One owner, who did not want to be named amid concerns for his safety, told the South China Morning Post that he paid more than HK$36 million for four parking bays last month, each costing over HK$9 million. He said the developers’ starting price was HK$8.8 million per spot.
He said each flat owner had the right to buy 1.5 parking spots. As he owned three flats, he said he was able to buy four parking spots, adding that one his neighbours bought six as she owned four flats.
All the transactions for the parking spaces were conducted last month, the source said.
Stewart Leung, chairman of Wheelock Properties, the sales agent of Mount Nicholson, said the prices of the parking spaces were in line with the market.
“We consulted the owners before finalising the estimated value for the parking bays,” he said. He declined to disclose the selling prices.
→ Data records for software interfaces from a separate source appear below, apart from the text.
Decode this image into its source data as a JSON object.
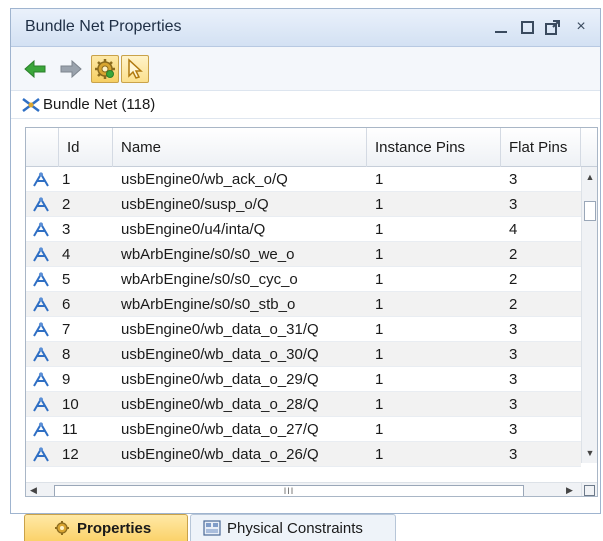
{
  "window": {
    "title": "Bundle Net Properties",
    "controls": {
      "minimize": "minimize",
      "maximize": "maximize",
      "float": "float",
      "close": "×"
    }
  },
  "toolbar": {
    "buttons": [
      {
        "name": "back",
        "icon": "arrow-left-icon"
      },
      {
        "name": "forward",
        "icon": "arrow-right-icon"
      },
      {
        "name": "properties-settings",
        "icon": "gear-icon"
      },
      {
        "name": "select",
        "icon": "pointer-icon"
      }
    ]
  },
  "object": {
    "label": "Bundle Net (118)",
    "icon": "bundle-net-icon"
  },
  "table": {
    "columns": [
      "",
      "Id",
      "Name",
      "Instance Pins",
      "Flat Pins"
    ],
    "rows": [
      {
        "id": "1",
        "name": "usbEngine0/wb_ack_o/Q",
        "instance_pins": "1",
        "flat_pins": "3"
      },
      {
        "id": "2",
        "name": "usbEngine0/susp_o/Q",
        "instance_pins": "1",
        "flat_pins": "3"
      },
      {
        "id": "3",
        "name": "usbEngine0/u4/inta/Q",
        "instance_pins": "1",
        "flat_pins": "4"
      },
      {
        "id": "4",
        "name": "wbArbEngine/s0/s0_we_o",
        "instance_pins": "1",
        "flat_pins": "2"
      },
      {
        "id": "5",
        "name": "wbArbEngine/s0/s0_cyc_o",
        "instance_pins": "1",
        "flat_pins": "2"
      },
      {
        "id": "6",
        "name": "wbArbEngine/s0/s0_stb_o",
        "instance_pins": "1",
        "flat_pins": "2"
      },
      {
        "id": "7",
        "name": "usbEngine0/wb_data_o_31/Q",
        "instance_pins": "1",
        "flat_pins": "3"
      },
      {
        "id": "8",
        "name": "usbEngine0/wb_data_o_30/Q",
        "instance_pins": "1",
        "flat_pins": "3"
      },
      {
        "id": "9",
        "name": "usbEngine0/wb_data_o_29/Q",
        "instance_pins": "1",
        "flat_pins": "3"
      },
      {
        "id": "10",
        "name": "usbEngine0/wb_data_o_28/Q",
        "instance_pins": "1",
        "flat_pins": "3"
      },
      {
        "id": "11",
        "name": "usbEngine0/wb_data_o_27/Q",
        "instance_pins": "1",
        "flat_pins": "3"
      },
      {
        "id": "12",
        "name": "usbEngine0/wb_data_o_26/Q",
        "instance_pins": "1",
        "flat_pins": "3"
      }
    ],
    "row_icon": "net-icon",
    "hscroll_grip": "III"
  },
  "tabs": [
    {
      "label": "Properties",
      "icon": "gear-icon",
      "active": true
    },
    {
      "label": "Physical Constraints",
      "icon": "constraints-icon",
      "active": false
    }
  ],
  "colors": {
    "accent": "#fbd26a",
    "title_bg": "#d3e1f3",
    "row_alt": "#f2f2f2",
    "icon_blue": "#2f6fc4",
    "arrow_green": "#3aa63a"
  }
}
Mount Nicholson sealed its reputation as the priciest address in Hong Kong, with the most expensive unit in Asia in 2017.
In November 2017, a buyer named Lin Zhong-min paid HK$1.16 billion for two units on the same day, according to Land Registry records. That buyer paid HK$560 million for a 4,242 sq ft four-bedroom unit, about HK$132,000 per square foot, on the 12th floor. On a square-footage basis, it is now the second most expensive residence in Asia. The same buyer also paid HK$600 million, or HK$131,000 per square foot, for a 4,579 sq ft unit on the same floor.
In February, a buyer named Yin Xi paid HK$459.4 million, or HK$136,000 per sq ft for a 3,378 sq ft apartment at CK Asset Holdings’ 21 Borrett Road luxury residential project in Mid-Levels, making it Asia’s most expensive apartment on a square foot basis.
Other flat owners at Mount Nicholson include Alice Ho Chiu-yan, daughter of the late Macau casino tycoon Stanley Ho Hung-sun, who paid HK$646 million for two adjoining units on the ninth floor. Sabrina Ho Chiu-yeng, her sister, bought two adjoining units on the 10th floor for HK$644.6 million in 2017.
Industry observers said that the supply of parking spaces in exclusive developments such as Mount Nicholson would be limited, as the price of land in Hong Kong’s most exclusive address has surged over the past 10 years because of low supply.
“If there is a demand for parking spaces, owners have to buy it from the developer, and they won’t sell it cheap,” property agent said.
(South China Morning Post)